REQUIRED ACTION »
Each line below must be reproduced exactly, though the pictures are to be dropped.
####
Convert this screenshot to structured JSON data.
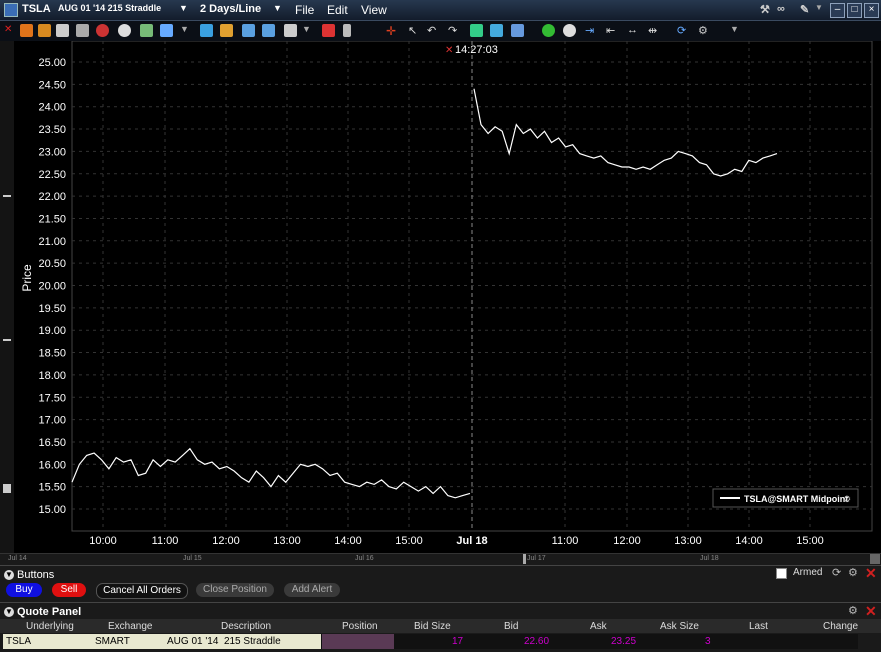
{
  "window": {
    "symbol": "TSLA",
    "contract": "AUG 01 '14 215 Straddle",
    "period": "2 Days/Line",
    "menu": [
      "File",
      "Edit",
      "View"
    ]
  },
  "toolbar": {
    "icons": [
      "crosshair-icon",
      "cursor-icon",
      "refresh-icon",
      "settings-icon"
    ]
  },
  "cursor_time": "14:27:03",
  "chart_data": {
    "type": "line",
    "ylabel": "Price",
    "ylim": [
      14.85,
      25.1
    ],
    "yticks": [
      "25.00",
      "24.50",
      "24.00",
      "23.50",
      "23.00",
      "22.50",
      "22.00",
      "21.50",
      "21.00",
      "20.50",
      "20.00",
      "19.50",
      "19.00",
      "18.50",
      "18.00",
      "17.50",
      "17.00",
      "16.50",
      "16.00",
      "15.50",
      "15.00"
    ],
    "x_labels_day1": [
      "10:00",
      "11:00",
      "12:00",
      "13:00",
      "14:00",
      "15:00"
    ],
    "separator_label": "Jul 18",
    "x_labels_day2": [
      "11:00",
      "12:00",
      "13:00",
      "14:00",
      "15:00"
    ],
    "legend": "TSLA@SMART Midpoint",
    "grid": true,
    "series": [
      {
        "name": "TSLA@SMART Midpoint",
        "day1": [
          15.6,
          16.0,
          16.2,
          16.25,
          16.1,
          15.9,
          16.15,
          16.05,
          16.1,
          15.75,
          15.8,
          16.1,
          15.95,
          16.1,
          16.05,
          16.2,
          16.35,
          16.1,
          16.0,
          16.05,
          15.9,
          15.95,
          15.85,
          15.7,
          15.6,
          15.85,
          15.7,
          15.5,
          15.75,
          15.6,
          15.8,
          16.0,
          15.95,
          16.0,
          15.9,
          15.75,
          15.8,
          15.6,
          15.55,
          15.5,
          15.6,
          15.55,
          15.65,
          15.5,
          15.45,
          15.6,
          15.5,
          15.4,
          15.5,
          15.35,
          15.5,
          15.3,
          15.25,
          15.3,
          15.35
        ],
        "day2": [
          24.4,
          23.6,
          23.4,
          23.55,
          23.45,
          22.95,
          23.6,
          23.4,
          23.5,
          23.3,
          23.45,
          23.2,
          23.3,
          23.1,
          23.15,
          22.95,
          22.9,
          22.85,
          22.9,
          22.75,
          22.7,
          22.65,
          22.65,
          22.6,
          22.65,
          22.6,
          22.7,
          22.8,
          22.85,
          23.0,
          22.95,
          22.9,
          22.75,
          22.7,
          22.5,
          22.45,
          22.5,
          22.6,
          22.55,
          22.8,
          22.75,
          22.85,
          22.9,
          22.95
        ]
      }
    ]
  },
  "scroll_dates": [
    "Jul 14",
    "Jul 15",
    "Jul 16",
    "Jul 17",
    "Jul 18"
  ],
  "buttons_panel": {
    "title": "Buttons",
    "buy": "Buy",
    "sell": "Sell",
    "cancel_all": "Cancel All Orders",
    "close_position": "Close Position",
    "add_alert": "Add Alert",
    "armed": "Armed"
  },
  "quote_panel": {
    "title": "Quote Panel",
    "headers": [
      "Underlying",
      "Exchange",
      "Description",
      "Position",
      "Bid Size",
      "Bid",
      "Ask",
      "Ask Size",
      "Last",
      "Change"
    ],
    "row": {
      "underlying": "TSLA",
      "exchange": "SMART",
      "description": "AUG 01 '14  215 Straddle",
      "position": "",
      "bid_size": "17",
      "bid": "22.60",
      "ask": "23.25",
      "ask_size": "3",
      "last": "",
      "change": ""
    }
  },
  "colors": {
    "accent": "#cc00cc",
    "buy": "#1010e0",
    "sell": "#e01010",
    "line": "#ffffff"
  }
}
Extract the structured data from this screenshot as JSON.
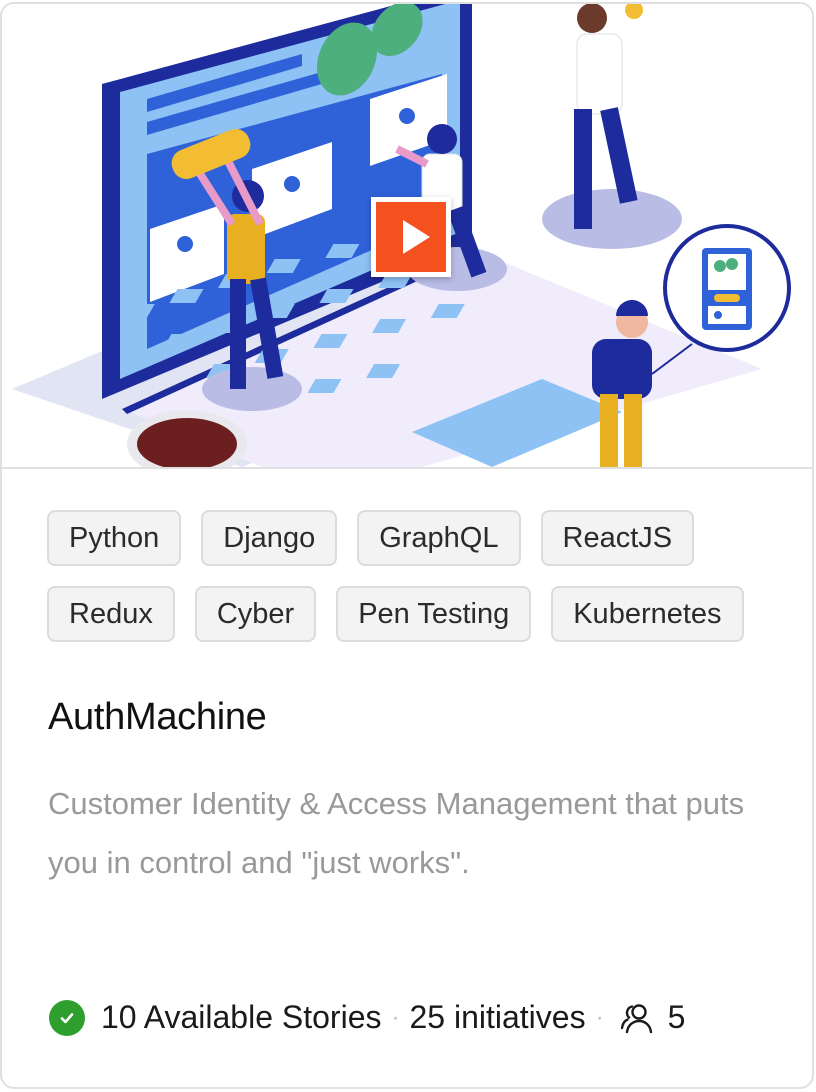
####
SOLUTION FOR THIS TASK »
Convert this screenshot to structured JSON data.
{
  "window": {
    "symbol": "TSLA",
    "contract": "AUG 01 '14 215 Straddle",
    "period": "2 Days/Line",
    "menu": [
      "File",
      "Edit",
      "View"
    ]
  },
  "toolbar": {
    "icons": [
      "crosshair-icon",
      "cursor-icon",
      "refresh-icon",
      "settings-icon"
    ]
  },
  "cursor_time": "14:27:03",
  "chart_data": {
    "type": "line",
    "ylabel": "Price",
    "ylim": [
      14.85,
      25.1
    ],
    "yticks": [
      "25.00",
      "24.50",
      "24.00",
      "23.50",
      "23.00",
      "22.50",
      "22.00",
      "21.50",
      "21.00",
      "20.50",
      "20.00",
      "19.50",
      "19.00",
      "18.50",
      "18.00",
      "17.50",
      "17.00",
      "16.50",
      "16.00",
      "15.50",
      "15.00"
    ],
    "x_labels_day1": [
      "10:00",
      "11:00",
      "12:00",
      "13:00",
      "14:00",
      "15:00"
    ],
    "separator_label": "Jul 18",
    "x_labels_day2": [
      "11:00",
      "12:00",
      "13:00",
      "14:00",
      "15:00"
    ],
    "legend": "TSLA@SMART Midpoint",
    "grid": true,
    "series": [
      {
        "name": "TSLA@SMART Midpoint",
        "day1": [
          15.6,
          16.0,
          16.2,
          16.25,
          16.1,
          15.9,
          16.15,
          16.05,
          16.1,
          15.75,
          15.8,
          16.1,
          15.95,
          16.1,
          16.05,
          16.2,
          16.35,
          16.1,
          16.0,
          16.05,
          15.9,
          15.95,
          15.85,
          15.7,
          15.6,
          15.85,
          15.7,
          15.5,
          15.75,
          15.6,
          15.8,
          16.0,
          15.95,
          16.0,
          15.9,
          15.75,
          15.8,
          15.6,
          15.55,
          15.5,
          15.6,
          15.55,
          15.65,
          15.5,
          15.45,
          15.6,
          15.5,
          15.4,
          15.5,
          15.35,
          15.5,
          15.3,
          15.25,
          15.3,
          15.35
        ],
        "day2": [
          24.4,
          23.6,
          23.4,
          23.55,
          23.45,
          22.95,
          23.6,
          23.4,
          23.5,
          23.3,
          23.45,
          23.2,
          23.3,
          23.1,
          23.15,
          22.95,
          22.9,
          22.85,
          22.9,
          22.75,
          22.7,
          22.65,
          22.65,
          22.6,
          22.65,
          22.6,
          22.7,
          22.8,
          22.85,
          23.0,
          22.95,
          22.9,
          22.75,
          22.7,
          22.5,
          22.45,
          22.5,
          22.6,
          22.55,
          22.8,
          22.75,
          22.85,
          22.9,
          22.95
        ]
      }
    ]
  },
  "scroll_dates": [
    "Jul 14",
    "Jul 15",
    "Jul 16",
    "Jul 17",
    "Jul 18"
  ],
  "buttons_panel": {
    "title": "Buttons",
    "buy": "Buy",
    "sell": "Sell",
    "cancel_all": "Cancel All Orders",
    "close_position": "Close Position",
    "add_alert": "Add Alert",
    "armed": "Armed"
  },
  "quote_panel": {
    "title": "Quote Panel",
    "headers": [
      "Underlying",
      "Exchange",
      "Description",
      "Position",
      "Bid Size",
      "Bid",
      "Ask",
      "Ask Size",
      "Last",
      "Change"
    ],
    "row": {
      "underlying": "TSLA",
      "exchange": "SMART",
      "description": "AUG 01 '14  215 Straddle",
      "position": "",
      "bid_size": "17",
      "bid": "22.60",
      "ask": "23.25",
      "ask_size": "3",
      "last": "",
      "change": ""
    }
  },
  "colors": {
    "accent": "#cc00cc",
    "buy": "#1010e0",
    "sell": "#e01010",
    "line": "#ffffff"
  }
}
Extract the structured data from this screenshot as JSON.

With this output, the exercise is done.